Selena Gomez has long been open about her mental health, and now she wants everyone to reap the benefits of working on their “mental fitness.”
The 29-year-old singer and actor started a mental health platform called Wondermind (wondermind.com) and told InStyle, “We think exercising your brain and your mental health is just as important as exercising. of your body.”
Mental fitness consists of small daily things you can do to improve your psychological and emotional well-being. Gomez says she maintains her sanity by “reaching out to friends or family to talk about my feelings, and I also recommend exercising – I’ve taken a lot of high-intensity training classes, like boxing, which allows me to release my energy!”
In 2020, Gomez revealed that she was diagnosed with bipolar disorder and often gives insight into how she takes care of herself, including going to therapy and avoiding social media.
Wondermind does not claim to replace therapy, but says: “You train your body, but what about your mind? For us, mental fitness means creating a routine; working on your feelings to better understand your mind – with the right tools and community to support growth. That means engaging in daily practice, even when you feel out of your comfort zone (which shows it works!)”
If you have mental health issues, it’s worth talking to your GP, calling the Samaritans on 116 123 or going to the Mind website (mind.org.uk) for advice on mental health. emergency or crisis resources. But if you’re looking to work on your mental fitness and make a few small, practical changes every day to improve your overall well-being, there are some things you can try…
“Find ways to embrace gratitude every day,” says Simon Alexander Ong, author of Energize (order now at getenergizebook.com). “Write a letter to someone telling them why you are grateful, send a voice note to someone saying thank you for their support, or bring a colleague aside to express their thanks for their hard work. life is guaranteed to elevate your mental energy and mood.”
Dr Deborah Lee of Dr Fox Online Pharmacy (doctorfox.co.uk) suggests that practicing kindness every day could help improve your own mental health.
“Being kind to others will increase your sense of worth and self-esteem, which leads to happiness and greater enjoyment in life,” she says. “You could sign up as a volunteer or visit an elderly neighbour. You could decide to walk a dog for a friend, start babysitting or even become a blood donor, for example.”
try to meditate
“Just as you might lift weights in the gym, you can build mental fitness with tools like meditation,” says Anne-Sophie Fluri, neuroscientist at mindfulness app MindLabs (wearemindlabs.com).
“By bringing your attention to the present moment and helping you observe your thoughts and feelings without letting them consume you, mindfulness is a great tool for developing your mental fitness. Meditation helps facilitate real changes in the brain , helping you feel less anxious, improve your mood and focus, and become more self-aware.”
If you’re new to meditation, try apps like MindLabs or Headspace to get you started.

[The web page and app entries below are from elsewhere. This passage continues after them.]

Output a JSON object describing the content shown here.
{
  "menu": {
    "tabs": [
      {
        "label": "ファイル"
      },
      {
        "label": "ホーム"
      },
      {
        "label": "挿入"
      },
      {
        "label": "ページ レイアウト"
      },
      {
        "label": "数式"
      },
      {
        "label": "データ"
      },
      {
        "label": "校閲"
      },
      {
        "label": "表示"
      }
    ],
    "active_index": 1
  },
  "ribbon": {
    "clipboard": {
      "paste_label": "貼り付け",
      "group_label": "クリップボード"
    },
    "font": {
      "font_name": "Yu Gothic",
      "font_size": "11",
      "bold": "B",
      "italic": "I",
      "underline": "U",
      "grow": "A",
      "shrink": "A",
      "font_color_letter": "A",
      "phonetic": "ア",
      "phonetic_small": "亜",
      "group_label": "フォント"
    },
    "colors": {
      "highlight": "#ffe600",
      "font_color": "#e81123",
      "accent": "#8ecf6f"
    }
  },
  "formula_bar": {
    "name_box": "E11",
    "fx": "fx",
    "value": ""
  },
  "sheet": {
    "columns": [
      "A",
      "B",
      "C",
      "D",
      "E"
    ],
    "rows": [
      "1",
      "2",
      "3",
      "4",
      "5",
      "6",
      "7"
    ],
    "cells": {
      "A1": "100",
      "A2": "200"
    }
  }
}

Schedule of rest periods
We all have busy lives and it’s easy to get caught up in everything going on – only to find you’re exhausted when it’s too late. Ong recommends setting aside time to rest each day, as it is “the space where our creativity flourishes, our wisdom rises to the surface, and ideas are born.”
He advises treating these downtimes as you would meetings or social events, saying, “Making this part of your routine will help you stay mentally fit and get back to whatever you were doing recharged, rejuvenated. and ready for anything the world can throw your way.”
Write down your feelings
“You can’t have self-development without self-awareness, because you just can’t change what you’re not aware of,” Ong says. “That’s why true wisdom begins with understanding yourself.”
He recommends keeping a regular diary, calling it “the cheapest form of therapy there is.” Ong continues, “By understanding your way of thinking, not only do you know yourself better, but you feel a greater sense of clarity and [can] channel your energy into what you can control rather than what you can’t. It helps to deepen the relationship you have with yourself.”
Fluri says journaling can help with emotional regulation, adding, “Learning to manage your emotions is an important part of mental fitness. The key to this is self-soothing: finding constructive ways to tolerate distress and comfort ourselves.
Take a cold shower in the morning
It might not sound like the most appealing way to start your day, but there’s a growing movement advocating for the mental health benefits of cold water therapy. Be careful with this if you have existing health conditions, but Lee suggests that a cold shower can “elevate levels of endorphins, the natural chemicals released in the brain that give you a ‘high’.”
Lee adds: “Cold water immersion also reduces levels of cortisol, the stress hormone. Interestingly, the greatest benefit of the cold shower is within the first minute or two – there’s no real added benefit to gritting your teeth and forcing yourself to stay under the cold water too long!”
Practice good self-care
Fluri says, “A resilient brain is a well-nourished, well-rested, well-groomed brain. Taking good care of yourself is key to looking your best and protecting yourself from stress and burnout.”
Find out what works best for you – whether it’s taking a bath, going for a walk in nature or listening to music – anything that gives you the opportunity to focus on your diet.